Kaushal Parikh ran the 90-km virtual Comrades Marathon around the NDSS track in under nine hours

City of Surrey photo
Surrey starts Slow Streets pilot project

Speed limits have been reduced in six Surrey neighbourhood zones for one year to monitor impact on residents

People line up to get their COVID-19 vaccine at a vaccination centre, Thursday, June 10, 2021 in Montreal. THE CANADIAN PRESS/Ryan Remiorz
Vaccines, low COVID case counts increase Father’s Day hope, but risk is still there

Expert says people will have to do their own risk calculus before popping in on Papa

Helen Austin performing with Trent Freeman at the 2018 Vancouver Island MusicFest. Austin is one of the many performers listed for the 2021 event.
Vancouver Island MusicFest goes virtual for 2021

Black Press to stream 25 hours of programming July 9-11

FILE – A science class at L.A. Matheson Secondary in Surrey, B.C. on March 12, 2021. (Lauren Collins/Surrey Now Leader)
Teachers’ union wants more COVID transmission data as B.C. prepares for back-to-school

BCTF says that details will be important as province works on plan for September

Cannabis bought in British Columbia (Ashley Wadhwani/Black Press Media)
Is it time to start thinking about greener ways to package cannabis?

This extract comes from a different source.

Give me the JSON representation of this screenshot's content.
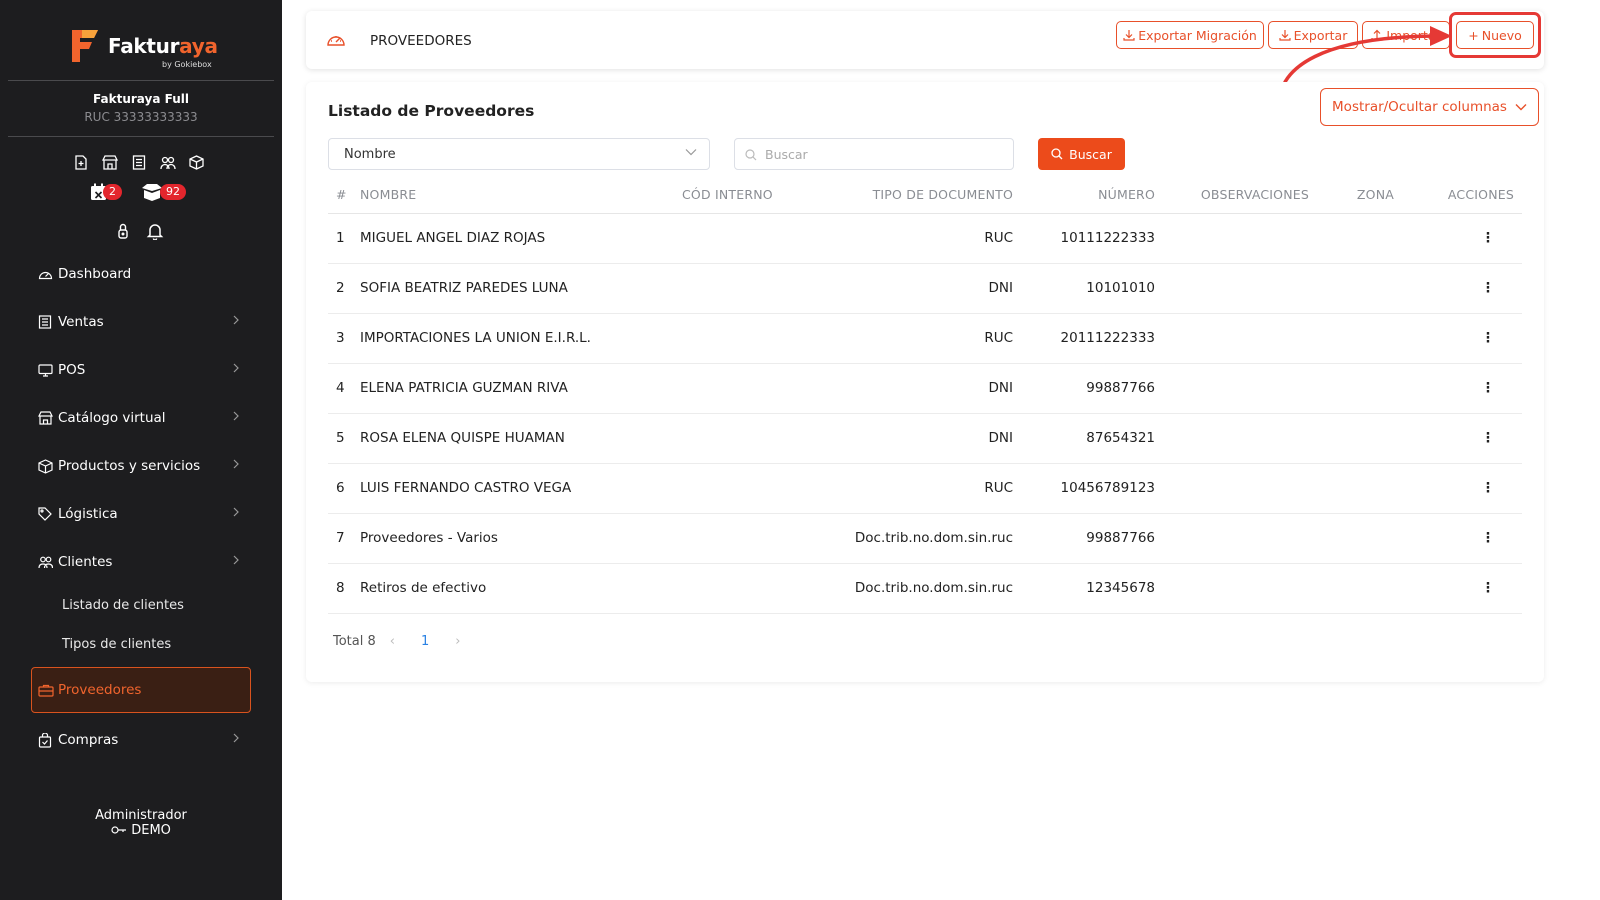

Packaging suppliers are still figuring eco-friendly and affordable packaging options that fit the mandates of Cannabis Regulations

Provincial health officer Dr. Bonnie Henry outlines B.C.’s COVID-19 restart plan, May 25, 2021, including larger gatherings and a possible easing of mandatory masks on July 1. (B.C. government photo)
B.C. records 120 new COVID-19 cases, second vaccines accelerating

Lower Pfizer deliveries for early July, Moderna shipments up

A Heffley Creek peacock caught not one - but two - lifts on a logging truck this month. (Photo submitted)
Heffley Creek-area peacock hops logging trucks in search of love

Peacock hitched two lifts in the past month

The Calgary skyline is seen on Friday, Sept. 15, 2017. THE CANADIAN PRESS/Jeff McIntosh
2 deaths from COVID-19 Delta variant in Alberta, 1 patient was fully immunized

Kerry Williamson with Alberta Health Services says the patients likely acquired the virus in the hospital

The first suspension bridge is the tallest in Canada, with a second suspension bridge just below it. The two are connected by a trail that’s just over 1 km. (Claire Palmer photo)
PHOTOS: The highest suspension bridges in Canada just opened in B.C.

The Skybridge in Golden allows visitors to take in views standing at 130 and 80 metres

BC Green Party leader and Cowichan Valley MLA Sonia Furstenau introduced a petition to the provincial legislature on Thursday calling for the end of old-growth logging in the province. (File photo)
BC Green leader Furstenau introduces old-growth logging petition

Party calls for the end of old-growth logging as protests in Fairy Creek continue

Most Read